Hockey Edmonton went to City Council today in a campaign to keep Oliver and Tipton arenas open. The organization wants to work with City of Edmonton administration to explore various operating models, ranging from paying a few more dollars per hour of ice to stepping up with an offer to operate the arenas. Hockey Edmonton says the absolute last option is to close them.
“In addition to Tipton and Oliver, the City is set to shutter Coronation Arena in addition to closing Callingwood for maintenance,” Hockey Edmonton General Manager Steve Hogle told City Council. “That would be a loss of 5 sheets of ice for most of next season, 3 in perpetuity. Our rinks run at near capacity and we - and others - have already shrunk programs. It would be a crippling blow for us and other arena users.”
The proposed arena closures were put forth as part of the cost cutting measures to get to a 0% tax rate increase in a revamped budget. Hockey Edmonton countered with a unique proposal to go so far as to take over operations of the arenas. “We want to step up to help our kids as well as the other people who use the rinks. We would like to sit down with city administration, crunch numbers and find a way for us to keep these rinks open without placing any extra burden on the taxpayer. In addition to a slightly higher hourly rate, users may also have to take turns taking less desirable ice slots.”
Hockey Edmonton does have some familiarity with the arena business. Two hockey clubs - Canadian Athletic Club and KC Hockey - currently run their own arenas. Hockey Edmonton also has staff and volunteers who work very closely with city administration on ice allocation.
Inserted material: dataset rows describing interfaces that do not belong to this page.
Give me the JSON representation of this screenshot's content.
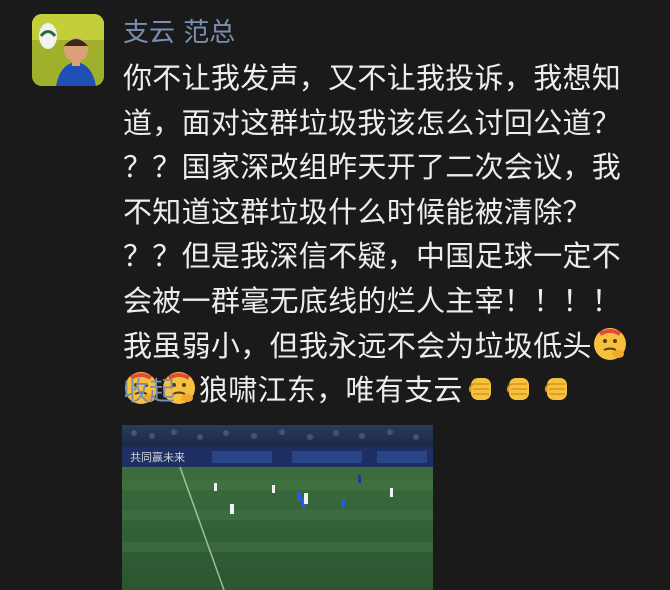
{
  "post": {
    "author": "支云 范总",
    "lines": [
      "你不让我发声，又不让我投诉，我想知",
      "道，面对这群垃圾我该怎么讨回公道？",
      "？？国家深改组昨天开了二次会议，我",
      "不知道这群垃圾什么时候能被清除？",
      "？？但是我深信不疑，中国足球一定不",
      "会被一群毫无底线的烂人主宰！！！！",
      "我虽弱小，但我永远不会为垃圾低头"
    ],
    "last_line_text": "狼啸江东，唯有支云",
    "emojis": {
      "thinking": "thinking-face-icon",
      "fist": "raised-fist-icon"
    },
    "collapse_label": "收起",
    "video_board_text": "共同赢未来"
  },
  "colors": {
    "background": "#1a1a1a",
    "text": "#ededed",
    "link": "#7b8fb3",
    "pitch": "#2f5c34"
  }
}
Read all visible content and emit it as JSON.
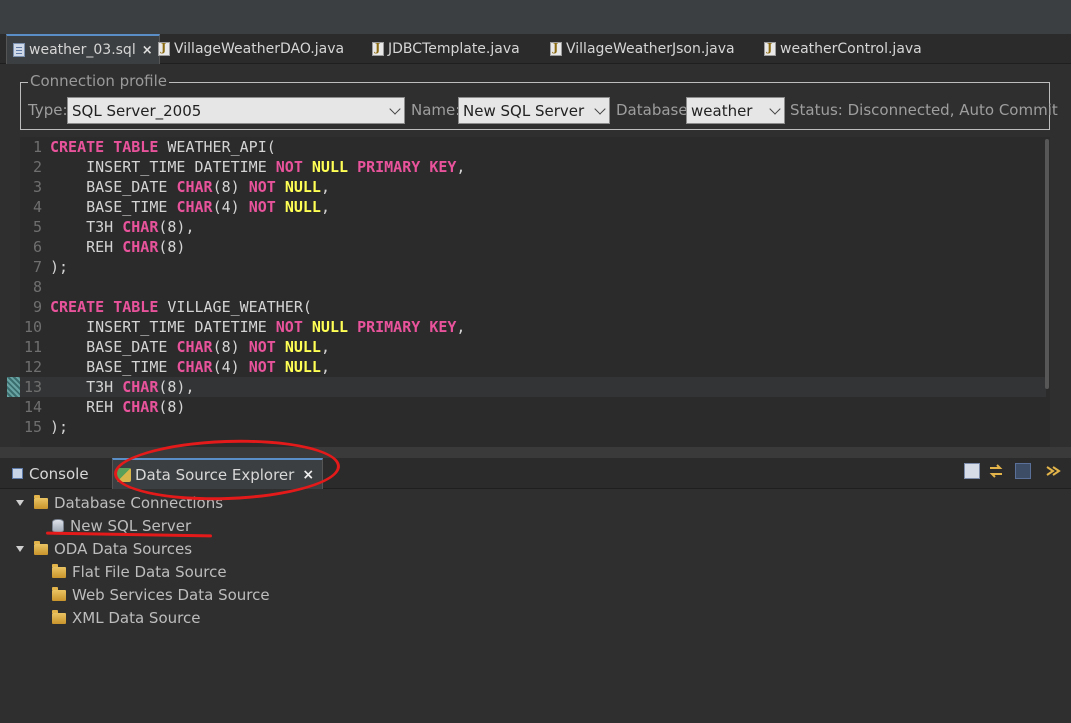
{
  "editor_tabs": [
    {
      "label": "weather_03.sql",
      "icon": "sql-file-icon",
      "active": true
    },
    {
      "label": "VillageWeatherDAO.java",
      "icon": "java-file-icon",
      "active": false
    },
    {
      "label": "JDBCTemplate.java",
      "icon": "java-file-icon",
      "active": false
    },
    {
      "label": "VillageWeatherJson.java",
      "icon": "java-file-icon",
      "active": false
    },
    {
      "label": "weatherControl.java",
      "icon": "java-file-icon",
      "active": false
    }
  ],
  "tab_close": "×",
  "connection": {
    "legend": "Connection profile",
    "type_label": "Type:",
    "type_value": "SQL Server_2005",
    "name_label": "Name:",
    "name_value": "New SQL Server",
    "database_label": "Database:",
    "database_value": "weather",
    "status": "Status: Disconnected, Auto Commit"
  },
  "code_lines": [
    {
      "n": "1",
      "text": "CREATE TABLE WEATHER_API("
    },
    {
      "n": "2",
      "text": "    INSERT_TIME DATETIME NOT NULL PRIMARY KEY,"
    },
    {
      "n": "3",
      "text": "    BASE_DATE CHAR(8) NOT NULL,"
    },
    {
      "n": "4",
      "text": "    BASE_TIME CHAR(4) NOT NULL,"
    },
    {
      "n": "5",
      "text": "    T3H CHAR(8),"
    },
    {
      "n": "6",
      "text": "    REH CHAR(8)"
    },
    {
      "n": "7",
      "text": ");"
    },
    {
      "n": "8",
      "text": ""
    },
    {
      "n": "9",
      "text": "CREATE TABLE VILLAGE_WEATHER("
    },
    {
      "n": "10",
      "text": "    INSERT_TIME DATETIME NOT NULL PRIMARY KEY,"
    },
    {
      "n": "11",
      "text": "    BASE_DATE CHAR(8) NOT NULL,"
    },
    {
      "n": "12",
      "text": "    BASE_TIME CHAR(4) NOT NULL,"
    },
    {
      "n": "13",
      "text": "    T3H CHAR(8),"
    },
    {
      "n": "14",
      "text": "    REH CHAR(8)"
    },
    {
      "n": "15",
      "text": ");"
    }
  ],
  "current_line": 13,
  "bottom_tabs": {
    "console": "Console",
    "dse": "Data Source Explorer"
  },
  "toolbar_icons": [
    "collapse-all-icon",
    "link-with-editor-icon",
    "tree-view-icon",
    "view-menu-icon"
  ],
  "tree": {
    "db_connections": "Database Connections",
    "new_sql_server": "New SQL Server",
    "oda_sources": "ODA Data Sources",
    "flat_file": "Flat File Data Source",
    "web_services": "Web Services Data Source",
    "xml": "XML Data Source"
  },
  "colors": {
    "keyword": "#e8539c",
    "null_keyword": "#ffff55",
    "annotation": "#e41a1a",
    "active_tab_accent": "#5a8ec7"
  }
}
Hockey Edmonton has historically played a key role with City Administration looking after all arena users. When a rink has gone down in the past, Hockey Edmonton would cover its own teams with slots at other rinks but it would also ensures other sport groups had sufficient ice time to get through the closure. “Hockey Edmonton leads because we have the expertise, but we lead for everyone’s benefit,” added Hogle.
Hockey Edmonton also spoke to the value of the Community Investment Operating Grants, which have been used by a dozen organizations within Hockey Edmonton to help less fortunate children, from recreational players up to elite athletes.
City Council will first complete its public hearings before beginning debate on the budget.
Hockey Edmonton has about 600 teams with thousands of players, coaches, volunteers and parents at every level. The organization purchases about four million dollars worth of City of Edmonton facility time every year.